New Delhi: Last year was bad for the country’s airlines and this year promises to be worse. Some airline executives have said a change in government rules to allow foreign airlines to pick up stakes in Indian airlines may be one way to address the issue. Others have asked for the government to cut taxes on jet fuel, and for direct sops.
Saroj Kumar Datta, 69, the executive director of Jet Airways (India) Ltd, says the government should do its bit, however, the airlines need to cut capacity further as the capacity cuts made last year had already been nullified by the continuing drop in passenger traffic. Edited excerpts:
What do you have in mind in terms of the policies of the new government?
View from the top: Jet Airways’ Saroj Kumar Datta says foreign airlines will invest in Indian carriers only to get a share of the local market, not to improve the calibre of the airline or infuse capital. Madhu Kapparath / Mint
It’s not a question of us having anything in mind. We have presented enough material over the years to the ministry. You know those things—fuel (rationalization of sales taxes on aviation turbine fuel), everything...
And asking for foreign investment in Indian carriers...
It’s government policy. At least, I don’t personally believe that it will do any good to the industry by itself... First, who is going to invest in a loss-making company? And the only reason anyone wants to invest will be because (they want) to get a share of the Indian market rather than to improve the calibre of the airline or to provide capital.
Indian airlines are loaded with debt and are losing a lot of money. What is the way to correct this?
One of the fundamental things is (that) there is an enormous overcapacity. The market has seen a continued drop, load factors are in mid-60s or 70s (per cent) for the industry, so, inevitably there is an overcapacity. There is probably 38-40% overcapacity. Our break-evens are now in the mid-80s or at least in the low-80s (per cent). On top of that, airport charges go up, ground-handling charges go up, fuel prices continue to show an upward trend, etc., etc. How do you reduce cost further? There is a point beyond which you can’t reduce staff, you can’t cut salaries. Airlines have to get to individually decide and bring capacity down to a level, which makes operations viable.
Airlines and airport managers have had several meetings with the government on the ground-handling policy. What has been the outcome?
All of us have a lot of brand impact of doing ground handling—that is what differentiates Jet Airways from an Air India, a Kingfisher or an IndiGo or a whatever it is. And to take away that ability to make an impact on customer is not right. Additionally, we also believe that it becomes more expensive when we go to a third party because it’s a monopoly. Even if there are two of them, it is a duopoly; they can always work together, indirectly to make sure the pricing is not fair. We, therefore, would like the policy to be revised and not implemented (in its current form). In fact, (they should) allow airlines to do ground handling.
How many Jet Airways employees are likely to be affected because of the government’s policy that says airlines can’t do their own ground handling?
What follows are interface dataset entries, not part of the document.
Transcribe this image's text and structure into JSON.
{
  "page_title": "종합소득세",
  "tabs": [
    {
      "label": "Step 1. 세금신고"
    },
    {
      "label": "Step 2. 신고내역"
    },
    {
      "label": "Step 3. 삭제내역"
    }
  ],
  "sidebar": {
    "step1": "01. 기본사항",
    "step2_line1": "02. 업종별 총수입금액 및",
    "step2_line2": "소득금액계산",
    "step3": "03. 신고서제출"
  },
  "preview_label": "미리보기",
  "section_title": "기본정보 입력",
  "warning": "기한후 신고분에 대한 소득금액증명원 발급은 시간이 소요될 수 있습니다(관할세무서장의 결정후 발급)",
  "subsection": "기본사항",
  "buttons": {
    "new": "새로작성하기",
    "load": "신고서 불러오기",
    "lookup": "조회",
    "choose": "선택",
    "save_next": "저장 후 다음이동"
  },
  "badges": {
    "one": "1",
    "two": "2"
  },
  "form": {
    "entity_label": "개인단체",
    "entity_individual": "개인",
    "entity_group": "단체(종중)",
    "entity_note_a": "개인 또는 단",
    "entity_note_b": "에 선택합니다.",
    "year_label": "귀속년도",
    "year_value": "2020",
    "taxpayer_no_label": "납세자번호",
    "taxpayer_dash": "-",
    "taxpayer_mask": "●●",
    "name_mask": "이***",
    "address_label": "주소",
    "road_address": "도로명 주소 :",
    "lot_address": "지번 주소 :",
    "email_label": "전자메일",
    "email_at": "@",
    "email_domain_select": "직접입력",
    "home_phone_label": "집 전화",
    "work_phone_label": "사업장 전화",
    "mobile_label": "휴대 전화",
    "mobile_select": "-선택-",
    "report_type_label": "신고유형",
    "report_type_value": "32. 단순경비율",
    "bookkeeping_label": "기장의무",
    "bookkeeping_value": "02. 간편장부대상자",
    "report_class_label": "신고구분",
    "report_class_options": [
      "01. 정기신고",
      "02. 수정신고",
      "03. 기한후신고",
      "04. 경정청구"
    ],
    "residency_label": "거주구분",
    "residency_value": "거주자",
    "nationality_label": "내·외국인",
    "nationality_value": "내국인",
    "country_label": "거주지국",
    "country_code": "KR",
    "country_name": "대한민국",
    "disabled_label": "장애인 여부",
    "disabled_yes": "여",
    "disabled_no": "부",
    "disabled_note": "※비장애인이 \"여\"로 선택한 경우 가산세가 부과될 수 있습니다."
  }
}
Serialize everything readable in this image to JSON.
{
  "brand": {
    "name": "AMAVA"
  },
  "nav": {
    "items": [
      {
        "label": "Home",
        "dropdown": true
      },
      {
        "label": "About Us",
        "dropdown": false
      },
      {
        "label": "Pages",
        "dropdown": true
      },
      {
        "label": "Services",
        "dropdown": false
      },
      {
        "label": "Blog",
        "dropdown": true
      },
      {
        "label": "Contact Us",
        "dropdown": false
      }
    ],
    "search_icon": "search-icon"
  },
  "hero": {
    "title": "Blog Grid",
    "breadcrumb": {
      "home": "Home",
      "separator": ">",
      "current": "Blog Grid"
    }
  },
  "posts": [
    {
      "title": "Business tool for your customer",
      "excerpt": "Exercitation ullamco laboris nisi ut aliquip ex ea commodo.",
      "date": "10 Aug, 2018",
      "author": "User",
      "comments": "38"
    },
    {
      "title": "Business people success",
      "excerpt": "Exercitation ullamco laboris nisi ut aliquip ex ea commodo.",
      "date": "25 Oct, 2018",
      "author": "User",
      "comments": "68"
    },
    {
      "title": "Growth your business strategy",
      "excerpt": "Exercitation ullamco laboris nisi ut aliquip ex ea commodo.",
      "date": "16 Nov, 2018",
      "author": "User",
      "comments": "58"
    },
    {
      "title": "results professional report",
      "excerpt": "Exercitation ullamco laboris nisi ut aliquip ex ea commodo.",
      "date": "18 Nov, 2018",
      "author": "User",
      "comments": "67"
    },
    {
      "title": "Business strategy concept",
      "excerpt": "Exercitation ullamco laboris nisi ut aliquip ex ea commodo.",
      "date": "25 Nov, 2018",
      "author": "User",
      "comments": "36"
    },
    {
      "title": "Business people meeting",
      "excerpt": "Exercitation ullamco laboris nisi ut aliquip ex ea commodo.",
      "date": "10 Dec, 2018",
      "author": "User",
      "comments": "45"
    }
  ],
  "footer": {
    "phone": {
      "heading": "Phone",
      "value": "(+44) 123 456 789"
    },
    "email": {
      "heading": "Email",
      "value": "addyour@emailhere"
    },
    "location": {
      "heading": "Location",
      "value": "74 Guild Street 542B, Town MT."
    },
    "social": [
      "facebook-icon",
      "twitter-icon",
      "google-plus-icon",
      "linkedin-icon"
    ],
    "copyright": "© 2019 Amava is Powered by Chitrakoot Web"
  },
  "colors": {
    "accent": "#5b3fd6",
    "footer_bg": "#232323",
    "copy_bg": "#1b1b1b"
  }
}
We have about 2,700-2,800 (employees) all over the system. No, I am not talking about what you call unemployment that much. Where will these agencies (that have to manage the ground handling now) get people from? They are bound to take some employees from some of these airlines. The issue is: people have worked with us for 15 years, they have done a good job. What do I do with them? And people may not like to join them (the ground-handling companies).
Has JetLite dragged down your overall performance?
The JetLite losses...have been substantially reduced; a lot of integration has taken place (between Jet and JetLite). It has taken longer, (but) a lot of effort has gone into it, to improve performance. Jet Airways’ losses can’t be blamed on JetLite. If things have not improved (with JetLite), I can understand.
You had leased out some aircraft in West Asia and some of these leases will be running out. Are you renegotiating to lease them out further?
There are today nine widebody aircraft on lease—seven Boeing 777s and two Airbus A330s. In October-November (the lease ends), but we are talking to various people to see what can be done (to lease them out again).
Is there any progress on the Jet-Kingfisher alliance?
It’s progressing. Some sharing of resources (has taken place). There are various issues being discussed.
And the code-sharing between the two carriers?
That’s one of things being looked at.